(28/07(2017). (Report from International Labour Organization (ILO)). Labour migration has been an important factor supporting the growth and development of the South-East Asian region, filling labour shortages in countries of destination and providing much needed employment opportunities for workers in countries of origin. However, in spite of the vital role women and men migrant workers play in increasing the region’s labour market efficiency, they are often subjected to abuses during recruitment and employment and are unable to make use of the social protection benefits to which they are entitled.
A year and a half ago, thousands of desperate Rohingya and Bangladeshi migrants and asylum-seekers were abandoned at sea, shocking and horrifying many around the world. But more than a year later, little has changed. Governments and international agencies have fulfilled few promises to better protect Rohingya who, facing persecution in Myanmar, have seen flight as their only survival option. Rohingya asylum-seekers in Malaysia and Thailand, including many women and children who survived the May 2015 boat crisis, continue to face the threat of detention and restricted access to the most basic human rights, including to livelihoods, healthcare, and education. As tensions flare once again within Myanmar, the possibility of another boat crisis remains real, but whether international reaction would be different remains unclear. It is time for regional governments and the UN Refugee Agency (UNHCR) to act.
The report, “Deepening the Culture of Fear: The Criminalization of Peaceful Expression in Malaysia,” documents the government’s recent use of overbroad and vaguely worded laws to criminalize peaceful speech and assembly. Since Human Rights Watch’s October 2015 report, “Creating a Culture of Fear,” the Malaysian government has done little to bring these laws and practices in line with international legal standards. Instead, the government has suggested it will strengthen statutes limiting speech on social media and other rights-offending laws.
Freedom of expression is under attack in Malaysia. Civil society activists, academics, opposition politicians, journalists, social media users and even cartoonists have been targeted by repressive laws used to stifle dissent. This campaign digest explores the 1948 Sedition Act and its use increasingly against individuals simply expressing political, religious and other views – is leading many people to exercise self-censorship, with a chilling effect on freedom of expression in the country.

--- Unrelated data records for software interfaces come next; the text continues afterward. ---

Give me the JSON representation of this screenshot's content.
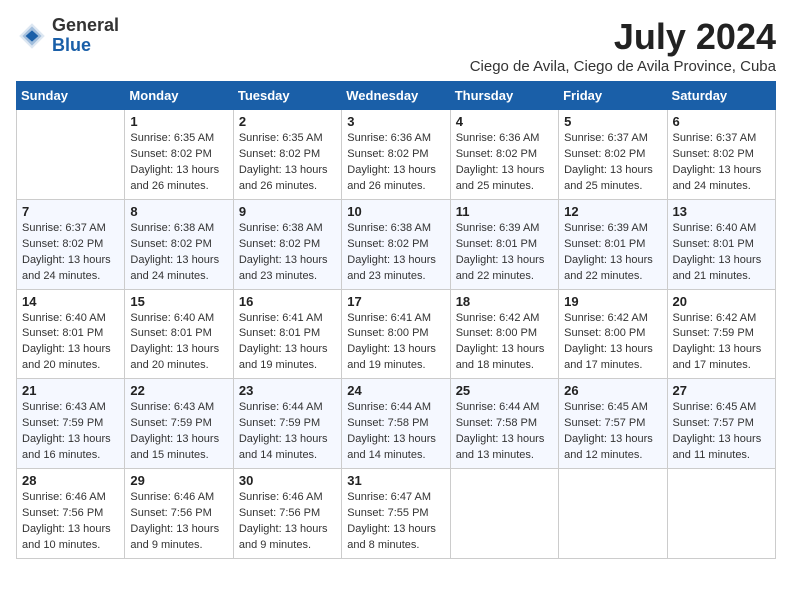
{
  "logo": {
    "general": "General",
    "blue": "Blue"
  },
  "title": "July 2024",
  "subtitle": "Ciego de Avila, Ciego de Avila Province, Cuba",
  "calendar": {
    "headers": [
      "Sunday",
      "Monday",
      "Tuesday",
      "Wednesday",
      "Thursday",
      "Friday",
      "Saturday"
    ],
    "weeks": [
      [
        {
          "day": "",
          "sunrise": "",
          "sunset": "",
          "daylight": ""
        },
        {
          "day": "1",
          "sunrise": "Sunrise: 6:35 AM",
          "sunset": "Sunset: 8:02 PM",
          "daylight": "Daylight: 13 hours and 26 minutes."
        },
        {
          "day": "2",
          "sunrise": "Sunrise: 6:35 AM",
          "sunset": "Sunset: 8:02 PM",
          "daylight": "Daylight: 13 hours and 26 minutes."
        },
        {
          "day": "3",
          "sunrise": "Sunrise: 6:36 AM",
          "sunset": "Sunset: 8:02 PM",
          "daylight": "Daylight: 13 hours and 26 minutes."
        },
        {
          "day": "4",
          "sunrise": "Sunrise: 6:36 AM",
          "sunset": "Sunset: 8:02 PM",
          "daylight": "Daylight: 13 hours and 25 minutes."
        },
        {
          "day": "5",
          "sunrise": "Sunrise: 6:37 AM",
          "sunset": "Sunset: 8:02 PM",
          "daylight": "Daylight: 13 hours and 25 minutes."
        },
        {
          "day": "6",
          "sunrise": "Sunrise: 6:37 AM",
          "sunset": "Sunset: 8:02 PM",
          "daylight": "Daylight: 13 hours and 24 minutes."
        }
      ],
      [
        {
          "day": "7",
          "sunrise": "Sunrise: 6:37 AM",
          "sunset": "Sunset: 8:02 PM",
          "daylight": "Daylight: 13 hours and 24 minutes."
        },
        {
          "day": "8",
          "sunrise": "Sunrise: 6:38 AM",
          "sunset": "Sunset: 8:02 PM",
          "daylight": "Daylight: 13 hours and 24 minutes."
        },
        {
          "day": "9",
          "sunrise": "Sunrise: 6:38 AM",
          "sunset": "Sunset: 8:02 PM",
          "daylight": "Daylight: 13 hours and 23 minutes."
        },
        {
          "day": "10",
          "sunrise": "Sunrise: 6:38 AM",
          "sunset": "Sunset: 8:02 PM",
          "daylight": "Daylight: 13 hours and 23 minutes."
        },
        {
          "day": "11",
          "sunrise": "Sunrise: 6:39 AM",
          "sunset": "Sunset: 8:01 PM",
          "daylight": "Daylight: 13 hours and 22 minutes."
        },
        {
          "day": "12",
          "sunrise": "Sunrise: 6:39 AM",
          "sunset": "Sunset: 8:01 PM",
          "daylight": "Daylight: 13 hours and 22 minutes."
        },
        {
          "day": "13",
          "sunrise": "Sunrise: 6:40 AM",
          "sunset": "Sunset: 8:01 PM",
          "daylight": "Daylight: 13 hours and 21 minutes."
        }
      ],
      [
        {
          "day": "14",
          "sunrise": "Sunrise: 6:40 AM",
          "sunset": "Sunset: 8:01 PM",
          "daylight": "Daylight: 13 hours and 20 minutes."
        },
        {
          "day": "15",
          "sunrise": "Sunrise: 6:40 AM",
          "sunset": "Sunset: 8:01 PM",
          "daylight": "Daylight: 13 hours and 20 minutes."
        },
        {
          "day": "16",
          "sunrise": "Sunrise: 6:41 AM",
          "sunset": "Sunset: 8:01 PM",
          "daylight": "Daylight: 13 hours and 19 minutes."
        },
        {
          "day": "17",
          "sunrise": "Sunrise: 6:41 AM",
          "sunset": "Sunset: 8:00 PM",
          "daylight": "Daylight: 13 hours and 19 minutes."
        },
        {
          "day": "18",
          "sunrise": "Sunrise: 6:42 AM",
          "sunset": "Sunset: 8:00 PM",
          "daylight": "Daylight: 13 hours and 18 minutes."
        },
        {
          "day": "19",
          "sunrise": "Sunrise: 6:42 AM",
          "sunset": "Sunset: 8:00 PM",
          "daylight": "Daylight: 13 hours and 17 minutes."
        },
        {
          "day": "20",
          "sunrise": "Sunrise: 6:42 AM",
          "sunset": "Sunset: 7:59 PM",
          "daylight": "Daylight: 13 hours and 17 minutes."
        }
      ],
      [
        {
          "day": "21",
          "sunrise": "Sunrise: 6:43 AM",
          "sunset": "Sunset: 7:59 PM",
          "daylight": "Daylight: 13 hours and 16 minutes."
        },
        {
          "day": "22",
          "sunrise": "Sunrise: 6:43 AM",
          "sunset": "Sunset: 7:59 PM",
          "daylight": "Daylight: 13 hours and 15 minutes."
        },
        {
          "day": "23",
          "sunrise": "Sunrise: 6:44 AM",
          "sunset": "Sunset: 7:59 PM",
          "daylight": "Daylight: 13 hours and 14 minutes."
        },
        {
          "day": "24",
          "sunrise": "Sunrise: 6:44 AM",
          "sunset": "Sunset: 7:58 PM",
          "daylight": "Daylight: 13 hours and 14 minutes."
        },
        {
          "day": "25",
          "sunrise": "Sunrise: 6:44 AM",
          "sunset": "Sunset: 7:58 PM",
          "daylight": "Daylight: 13 hours and 13 minutes."
        },
        {
          "day": "26",
          "sunrise": "Sunrise: 6:45 AM",
          "sunset": "Sunset: 7:57 PM",
          "daylight": "Daylight: 13 hours and 12 minutes."
        },
        {
          "day": "27",
          "sunrise": "Sunrise: 6:45 AM",
          "sunset": "Sunset: 7:57 PM",
          "daylight": "Daylight: 13 hours and 11 minutes."
        }
      ],
      [
        {
          "day": "28",
          "sunrise": "Sunrise: 6:46 AM",
          "sunset": "Sunset: 7:56 PM",
          "daylight": "Daylight: 13 hours and 10 minutes."
        },
        {
          "day": "29",
          "sunrise": "Sunrise: 6:46 AM",
          "sunset": "Sunset: 7:56 PM",
          "daylight": "Daylight: 13 hours and 9 minutes."
        },
        {
          "day": "30",
          "sunrise": "Sunrise: 6:46 AM",
          "sunset": "Sunset: 7:56 PM",
          "daylight": "Daylight: 13 hours and 9 minutes."
        },
        {
          "day": "31",
          "sunrise": "Sunrise: 6:47 AM",
          "sunset": "Sunset: 7:55 PM",
          "daylight": "Daylight: 13 hours and 8 minutes."
        },
        {
          "day": "",
          "sunrise": "",
          "sunset": "",
          "daylight": ""
        },
        {
          "day": "",
          "sunrise": "",
          "sunset": "",
          "daylight": ""
        },
        {
          "day": "",
          "sunrise": "",
          "sunset": "",
          "daylight": ""
        }
      ]
    ]
  }
}
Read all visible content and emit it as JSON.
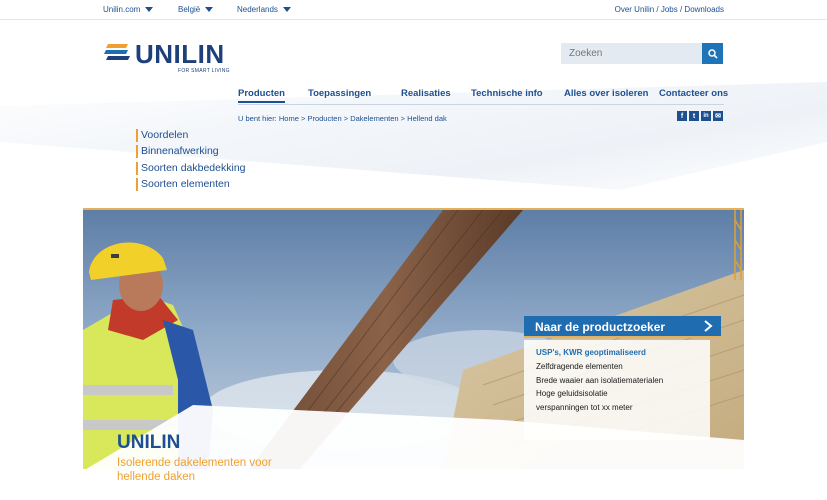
{
  "topbar": {
    "site_select": "Unilin.com",
    "country_select": "België",
    "language_select": "Nederlands",
    "utility_links": "Over Unilin / Jobs / Downloads"
  },
  "logo": {
    "text": "UNILIN",
    "tagline": "FOR SMART LIVING"
  },
  "search": {
    "placeholder": "Zoeken"
  },
  "nav": {
    "items": [
      "Producten",
      "Toepassingen",
      "Realisaties",
      "Technische info",
      "Alles over isoleren",
      "Contacteer ons"
    ]
  },
  "breadcrumb": {
    "prefix": "U bent hier:",
    "items": [
      "Home",
      "Producten",
      "Dakelementen",
      "Hellend dak"
    ]
  },
  "social": {
    "icons": [
      "facebook-icon",
      "twitter-icon",
      "linkedin-icon",
      "mail-icon"
    ],
    "glyphs": [
      "f",
      "t",
      "in",
      "✉"
    ]
  },
  "subnav": {
    "items": [
      "Voordelen",
      "Binnenafwerking",
      "Soorten dakbedekking",
      "Soorten elementen"
    ]
  },
  "hero": {
    "title": "UNILIN",
    "subtitle": "Isolerende dakelementen voor hellende daken"
  },
  "productfinder": {
    "button_label": "Naar de productzoeker",
    "usp_heading": "USP's, KWR geoptimaliseerd",
    "usp_items": [
      "Zelfdragende elementen",
      "Brede waaier aan isolatiematerialen",
      "Hoge geluidsisolatie",
      "verspanningen tot xx meter"
    ]
  },
  "colors": {
    "brand_blue": "#1d4f91",
    "accent_orange": "#f0a030",
    "button_blue": "#1f6db0"
  }
}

It’s been six months since as many as 1,000 Rohingya fleeing from Myanmar died in the Andaman Sea. And still, neighboring nations remain resistant to recognizing the Rohingya people’s rights as refugees. Even after neighboring governments met earlier this year and agreed to protect the Rohingya at sea, no nation has taken a leadership role in permitting them to disembark from boats safely and legally. The absence of a regional plan leaves the Rohingya vulnerable to the challenges of a perilous sea voyage, and further strands those Rohingya who have lived in Malaysia and other regional nations for up to three generations without legal rights or protection.
This 141-page report documents the government’s use and abuse of a range of broad and vaguely worded laws to criminalize peaceful expression, including debates on matters of public interest. The report also spotlights a disturbing trend of abuse of the legal process, including late night arrests and unjustifiable remands, and a pattern of selective prosecution.
The 102-page report examines cases of alleged police abuse in Malaysia since 2009, drawing on first-hand interviews and complaints by victims and their families. Human Rights Watch found that investigations into police abuse are conducted primarily by the police themselves, lack transparency, and officers implicated in abuses are almost never prosecuted.